This innovative method will allow the profiling of a large number of tumours. Indeed, mapping the epigenetic changes that contribute to tumour growth in certain cancers will improve understanding of the origins of cancer, ultimately leading to optimised treatment for each patient, as explained by Dr Dan Landau, lead author of the study and an oncologist at New York-Presbyterian/Weill Cornell Medical Center.
“The challenge with this new technique is similar to the one cancer researchers have faced with DNA mutations: how to distinguish pilot mutations from the more abundant transient mutations that do not affect cancer. Although there are now sophisticated methods for distinguishing between genetic mutations, the techniques for distinguishing driver methylation changes from passenger methylation changes are not nearly as sophisticated,’ he concluded.
To analyse methylation behaviour, the team developed an algorithm called MethSig, which monitors the background methylation level in the genome, estimating when it may be a cancer driver. The algorithm was then applied to DNA methylation maps of different tumour types, finding a small number of cancer-causing events – each tumour containing about a dozen – compared to thousands of transient methylation changes. The models were consistent across patients and tumour types, indicating a non-incremental increase in performance compared to other methods.
In addition, multiple cancer factors related to DNA methylation were confirmed by knocking out the affected gene in chronic lymphocytic leukaemia cells, meaning that knocking out the gene promoted the growth of untreated cells, and concluding that this method is more accurate than previously used techniques. The team then demonstrated the qualities of the algorithm by applying it to a set of chronic lymphocytic leukaemia samples, predicting the aggressiveness of each patient’s cancer.
The classifier developed using MethSig produced estimated risks for each patient, and found that patients with higher estimated risks were more likely to have had worse outcomes, said Dr Heng Pan, senior research associate at Weill Cornell Medicine.
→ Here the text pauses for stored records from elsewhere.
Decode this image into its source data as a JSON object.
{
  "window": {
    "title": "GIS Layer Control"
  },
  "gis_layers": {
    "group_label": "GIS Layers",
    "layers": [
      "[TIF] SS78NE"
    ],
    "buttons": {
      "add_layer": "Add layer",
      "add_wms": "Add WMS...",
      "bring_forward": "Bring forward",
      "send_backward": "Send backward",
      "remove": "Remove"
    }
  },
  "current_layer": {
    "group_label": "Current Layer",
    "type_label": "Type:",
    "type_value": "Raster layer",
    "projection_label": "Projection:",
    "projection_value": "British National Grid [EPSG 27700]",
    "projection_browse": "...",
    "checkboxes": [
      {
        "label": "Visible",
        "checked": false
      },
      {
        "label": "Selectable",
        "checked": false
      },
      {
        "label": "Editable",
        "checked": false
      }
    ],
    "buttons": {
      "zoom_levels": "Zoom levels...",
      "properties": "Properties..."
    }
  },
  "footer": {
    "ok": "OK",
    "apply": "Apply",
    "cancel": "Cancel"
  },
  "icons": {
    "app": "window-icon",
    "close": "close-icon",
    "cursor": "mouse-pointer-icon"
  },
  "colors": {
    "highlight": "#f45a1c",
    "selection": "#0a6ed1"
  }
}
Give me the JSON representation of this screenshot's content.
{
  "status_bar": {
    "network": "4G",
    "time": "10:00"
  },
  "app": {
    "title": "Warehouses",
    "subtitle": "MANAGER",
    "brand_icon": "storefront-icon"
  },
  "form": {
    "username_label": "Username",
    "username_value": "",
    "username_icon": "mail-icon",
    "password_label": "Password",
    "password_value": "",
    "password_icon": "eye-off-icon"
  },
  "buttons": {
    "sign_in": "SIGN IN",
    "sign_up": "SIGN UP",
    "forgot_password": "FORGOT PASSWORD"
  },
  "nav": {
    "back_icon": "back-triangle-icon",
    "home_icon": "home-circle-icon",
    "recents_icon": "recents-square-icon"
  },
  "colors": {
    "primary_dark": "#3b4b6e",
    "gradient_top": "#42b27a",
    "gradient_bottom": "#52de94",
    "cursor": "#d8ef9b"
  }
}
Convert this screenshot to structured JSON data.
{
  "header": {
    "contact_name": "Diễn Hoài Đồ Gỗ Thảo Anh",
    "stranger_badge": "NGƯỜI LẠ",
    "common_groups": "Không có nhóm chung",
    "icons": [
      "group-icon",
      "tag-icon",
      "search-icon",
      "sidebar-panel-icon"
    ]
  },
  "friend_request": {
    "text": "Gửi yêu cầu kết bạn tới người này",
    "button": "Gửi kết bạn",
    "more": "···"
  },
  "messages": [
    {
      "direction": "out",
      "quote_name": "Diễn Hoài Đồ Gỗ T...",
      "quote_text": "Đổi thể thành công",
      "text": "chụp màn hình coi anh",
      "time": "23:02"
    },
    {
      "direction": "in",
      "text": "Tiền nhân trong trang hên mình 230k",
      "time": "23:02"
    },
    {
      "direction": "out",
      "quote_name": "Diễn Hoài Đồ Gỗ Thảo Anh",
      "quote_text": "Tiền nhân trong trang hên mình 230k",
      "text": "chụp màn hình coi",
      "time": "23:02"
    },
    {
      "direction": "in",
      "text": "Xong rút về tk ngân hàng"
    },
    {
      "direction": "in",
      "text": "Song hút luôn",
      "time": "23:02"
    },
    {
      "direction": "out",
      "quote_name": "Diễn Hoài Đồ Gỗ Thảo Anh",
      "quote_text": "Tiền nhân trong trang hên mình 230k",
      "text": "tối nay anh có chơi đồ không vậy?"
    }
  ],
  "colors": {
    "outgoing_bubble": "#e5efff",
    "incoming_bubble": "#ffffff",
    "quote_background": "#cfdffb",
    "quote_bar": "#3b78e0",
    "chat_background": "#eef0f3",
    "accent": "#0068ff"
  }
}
Dr Landeau explained that the team’s vision is to provide a mapping of the full range of cancer-causing DNA methylation changes, for different tumour types and in the context of different treatments, in order to expand the scope of precision medicine beyond genetics to also include the critical dimension of epigenetic changes in cancer, continuously striving to optimise patient outcomes.